As for character development, I was frustrated with both Meg and Otis as they were both consumed by the past. Obviously coming together again stirred up old emotions, but it didn’t feel like they were good for one another. Meg brought out Otis’ jealous, self-conscious side and it was difficult to read about characters who regressed instead.

Phantom Limbs is pretty romance heavy, even though Meg has a boyfriend already. Those kind of blurred moral lines always make me feel a bit uncomfortable but it added to the general teen angst Otis was feeling, and that was the only change of pace in the story, but the trivial glimpses into his hometown life didn’t always match well with the nostalgic tone. It’s like Otis couldn’t progress with two feelings at once.

I also can’t help but mention the LGBT+ aspect of the story. I’m not sure what Dara identifies as, even though Otis and Meg (who’d only met her a couple of times throughout the story) were OBSESSED with trying to label her as a lesbian. You know what, guys? It doesn’t matter. (Louder now for the ones at the back) IT DOESN’T MATTER. Why the heck these two were talking about Dara’s sexuality behind her back in their own free time, I couldn’t tell you. And don’t get me started on Meg’s ‘I knew she was a lesbian!’ at the end. Like, well done? Do you want a prize? I would kindly like to ask for this trope to die in 2018.

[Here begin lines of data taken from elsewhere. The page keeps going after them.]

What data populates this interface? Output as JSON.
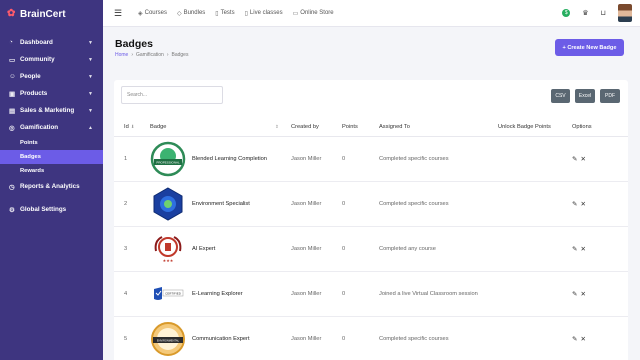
{
  "brand": {
    "name": "BrainCert"
  },
  "sidebar": {
    "items": [
      {
        "label": "Dashboard",
        "icon": "dashboard-icon",
        "has_chevron": true
      },
      {
        "label": "Community",
        "icon": "community-icon",
        "has_chevron": true
      },
      {
        "label": "People",
        "icon": "people-icon",
        "has_chevron": true
      },
      {
        "label": "Products",
        "icon": "products-icon",
        "has_chevron": true
      },
      {
        "label": "Sales & Marketing",
        "icon": "sales-icon",
        "has_chevron": true
      },
      {
        "label": "Gamification",
        "icon": "gamification-icon",
        "has_chevron": true
      }
    ],
    "sub_items": [
      {
        "label": "Points",
        "active": false
      },
      {
        "label": "Badges",
        "active": true
      },
      {
        "label": "Rewards",
        "active": false
      }
    ],
    "bottom_items": [
      {
        "label": "Reports & Analytics",
        "icon": "analytics-icon"
      },
      {
        "label": "Global Settings",
        "icon": "settings-icon"
      }
    ]
  },
  "topbar": {
    "links": [
      {
        "label": "Courses",
        "icon": "courses-icon"
      },
      {
        "label": "Bundles",
        "icon": "bundles-icon"
      },
      {
        "label": "Tests",
        "icon": "tests-icon"
      },
      {
        "label": "Live classes",
        "icon": "live-classes-icon"
      },
      {
        "label": "Online Store",
        "icon": "store-icon"
      }
    ],
    "status_badge": "$"
  },
  "header": {
    "title": "Badges",
    "breadcrumb": [
      "Home",
      "Gamification",
      "Badges"
    ],
    "create_button": "+ Create New Badge"
  },
  "table": {
    "search_placeholder": "Search...",
    "export_buttons": [
      "CSV",
      "Excel",
      "PDF"
    ],
    "columns": [
      "Id",
      "Badge",
      "Created by",
      "Points",
      "Assigned To",
      "Unlock Badge Points",
      "Options"
    ],
    "rows": [
      {
        "id": "1",
        "name": "Blended Learning Completion",
        "created_by": "Jason Miller",
        "points": "0",
        "assigned_to": "Completed specific courses",
        "badge_style": "green",
        "badge_text": "PROFESSIONAL"
      },
      {
        "id": "2",
        "name": "Environment Specialist",
        "created_by": "Jason Miller",
        "points": "0",
        "assigned_to": "Completed specific courses",
        "badge_style": "blue",
        "badge_text": ""
      },
      {
        "id": "3",
        "name": "AI Expert",
        "created_by": "Jason Miller",
        "points": "0",
        "assigned_to": "Completed any course",
        "badge_style": "red",
        "badge_text": ""
      },
      {
        "id": "4",
        "name": "E-Learning Explorer",
        "created_by": "Jason Miller",
        "points": "0",
        "assigned_to": "Joined a live Virtual Classroom session",
        "badge_style": "shield",
        "badge_text": "CERTIFIED"
      },
      {
        "id": "5",
        "name": "Communication Expert",
        "created_by": "Jason Miller",
        "points": "0",
        "assigned_to": "Completed specific courses",
        "badge_style": "gold",
        "badge_text": "ENVIRONMENTAL"
      }
    ]
  },
  "colors": {
    "sidebar_bg": "#3e3580",
    "accent": "#6c5ce7",
    "export_btn": "#5a6772"
  }
}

Dara as a whole was a very interesting sub-plot. It did what all great sub plots are meant to do, distract you from the main plot at convenient times but still be interlinked enough that it doesn’t seem obvious that that’s what’s happening. Still, at times I wasn’t sure if this was supposed to be Otis’ or Dara’s story. And I have to admit, that at some points, I hoped it was the latter. Is it wrong to say that I probably cared about Dara the most over all? I’m not sure how, but I had a much stronger emotional connection to her. Dara and Otis had both lost a part of themselves, but from reading this books, I’ve realised I’d much prefer to read about the lesbian amputee sticking it to the man.

I didn’t particularly like what the ending suggested, but I still can’t bring myself to give it less than three stars because the opening showed so much promise. If you liked any of the comp authors I mentioned earlier, then I’d definitely give this one a go.